|Panay power barge|
By: Walter I. Balane
MALAYBALAY CITY (MindaNews, 12 March 2012) – President Benigno Aquino III has been urged to intervene in the impending power shortage in Mindanao by ordering to forgo the sale of three power barges presently stationed in Panay Island and temporarily transfer it to appropriate stations in Mindanao.
In asking Aquino to intervene, Nestor Degoma, president of the Power Alternative Agenda for Mindanao (PALAG Mindanao), different sectors are now asking for drastic and decisive moves to help avert the impending power shortage in the island.
|Panay power barge 101|
Degoma, however, said he was voicing a personal stand and that he will ask PALAG Mindanao to pass a resolution asking the President to order the transfer.
He said several electric cooperatives around Mindanao are forced to buy power from Therma Marine, Inc., a subsidiary of Aboitiz Power Corporation.

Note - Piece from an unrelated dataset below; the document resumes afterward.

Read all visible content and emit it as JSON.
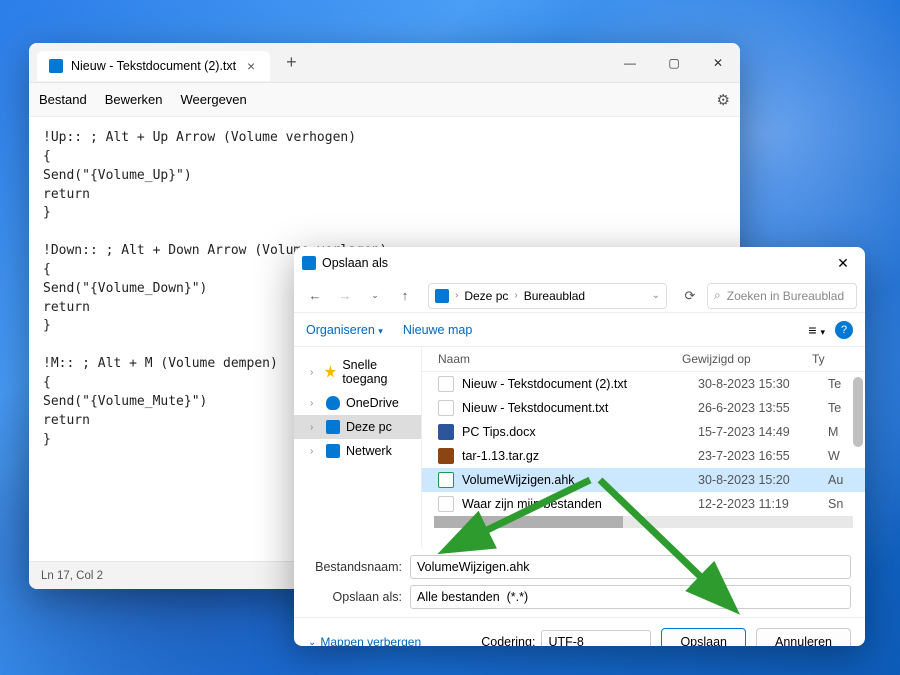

TMI runs two power barges, M1 and M2, formerly known as power barges 117 and 118.
In Bukidnon, the Bukidnon Second Electric Cooperative, short of six to seven megawatts, has implemented a daily two-hour rotational power curtailment scheme.

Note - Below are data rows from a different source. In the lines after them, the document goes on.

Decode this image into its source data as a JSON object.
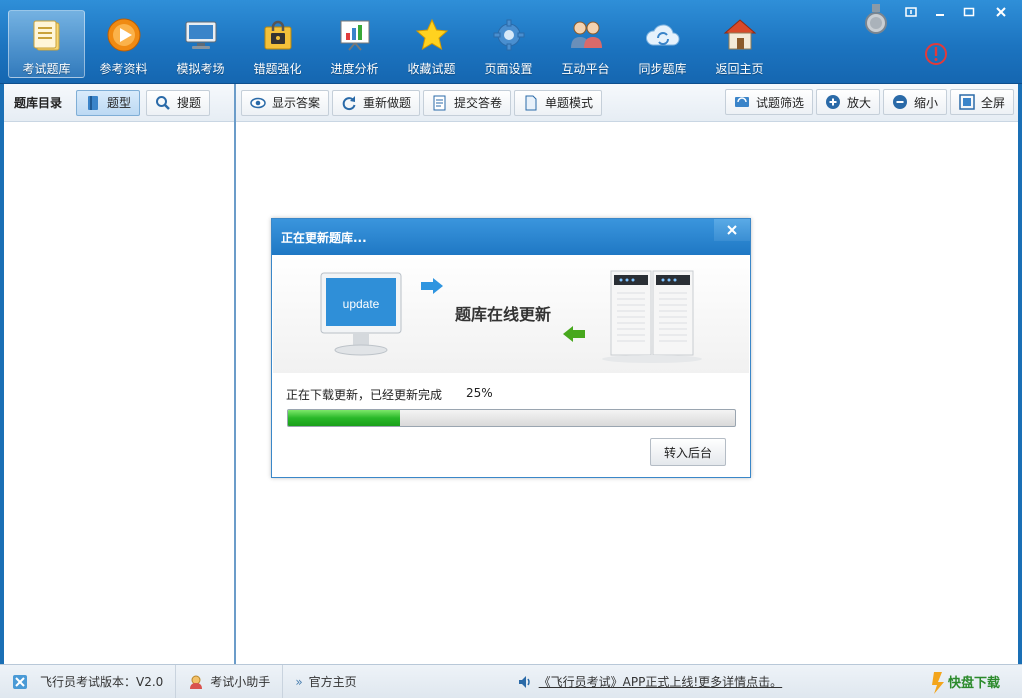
{
  "nav": {
    "items": [
      {
        "label": "考试题库",
        "icon": "notebook-icon",
        "active": true
      },
      {
        "label": "参考资料",
        "icon": "play-disc-icon",
        "active": false
      },
      {
        "label": "模拟考场",
        "icon": "monitor-icon",
        "active": false
      },
      {
        "label": "错题强化",
        "icon": "lock-folder-icon",
        "active": false
      },
      {
        "label": "进度分析",
        "icon": "chart-board-icon",
        "active": false
      },
      {
        "label": "收藏试题",
        "icon": "star-icon",
        "active": false
      },
      {
        "label": "页面设置",
        "icon": "gear-icon",
        "active": false
      },
      {
        "label": "互动平台",
        "icon": "users-icon",
        "active": false
      },
      {
        "label": "同步题库",
        "icon": "cloud-sync-icon",
        "active": false
      },
      {
        "label": "返回主页",
        "icon": "home-icon",
        "active": false
      }
    ]
  },
  "window_controls": [
    "pin-icon",
    "minimize-icon",
    "maximize-icon",
    "close-icon"
  ],
  "sidebar": {
    "title": "题库目录",
    "buttons": [
      {
        "label": "题型",
        "icon": "book-icon",
        "selected": true
      },
      {
        "label": "搜题",
        "icon": "search-icon",
        "selected": false
      }
    ]
  },
  "toolbar": {
    "left": [
      {
        "label": "显示答案",
        "icon": "eye-icon"
      },
      {
        "label": "重新做题",
        "icon": "refresh-icon"
      },
      {
        "label": "提交答卷",
        "icon": "submit-icon"
      },
      {
        "label": "单题模式",
        "icon": "page-icon"
      }
    ],
    "right": [
      {
        "label": "试题筛选",
        "icon": "filter-icon"
      },
      {
        "label": "放大",
        "icon": "zoom-in-icon"
      },
      {
        "label": "缩小",
        "icon": "zoom-out-icon"
      },
      {
        "label": "全屏",
        "icon": "fullscreen-icon"
      }
    ]
  },
  "dialog": {
    "title": "正在更新题库...",
    "monitor_text": "update",
    "banner_text": "题库在线更新",
    "status_text": "正在下载更新，已经更新完成",
    "percent_text": "25%",
    "progress": 0.25,
    "button_label": "转入后台"
  },
  "statusbar": {
    "version": "飞行员考试版本：V2.0",
    "assistant": "考试小助手",
    "homepage": "官方主页",
    "notice": "《飞行员考试》APP正式上线!更多详情点击。",
    "brand_logo_text": "快盘下载"
  },
  "colors": {
    "banner": "#1c74c0",
    "progress_fill": "#29b829",
    "accent_blue": "#3a87c8"
  }
}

Consumers being served by the First Bukidnon Electric Cooperative (FIBECO), which has enough supply with its own local sources, have experienced no curtailment so far.
As of 11 a.m. Monday, Mindanao has a shortage of 150-megawatts during peak hours (from 6 to 8 p.m.) quoting figures from the National Grid Corporation of the Philippine, Degoma said.
He said the NGCP cited the decrease in the water level of Lake Lanao as a cause of the reduction.
He said they got information that the Visayas grid has excess supply of power so the transfer of at least two of the three barges won’t make a dent for now.
Degoma is referring to power barges 101, 102, and 103, which the Department of Energy had announced in February 2011 would be transferred to Mindanao.
But he said it did not push true because it would make the National Power Corporation – Power Sector Assets and Liabilities Management Corporation (PSALM) operate allegedly at heavy losses.
“But the situation now calls for such action. There is no much choice,” he said, adding the [power] situation was already critical.
|Iligan Diesel Power Plant (IDPP)|
He said another immediate solution is the operation of the 108-megawatt Iligan Diesel Power Plant (IDPP), which has been stalled after it was embargoed by the Iligan City government from the previous operator due to failure to pay taxes.
He said the city government must act by deferring the sale of the 18-engine plant. He said about two to three engines can run in three weeks to two months, just enough to help address the power shortage in the host-city.
Degoma said the Lanao Power Consumers Federation (LAPOCOF) also wanted the rest of the turbines to become operational to eventually help address the shortage of the rest of Mindanao. He said if the repairs on the plant can be done right away, about 60 megawatts can be made available in two to four months time.
He said the IDPP is a doable option because it was made operational up to May 31, 2010 for the elections.
PALAG is a network of civil society organizations in Mindanao, which campaigned against the privatization of the Agus and Pulangi power complexes as provided for in the Electric Power Industry Reform Act (EPIRA). (Walter I. Balane/MindaNews)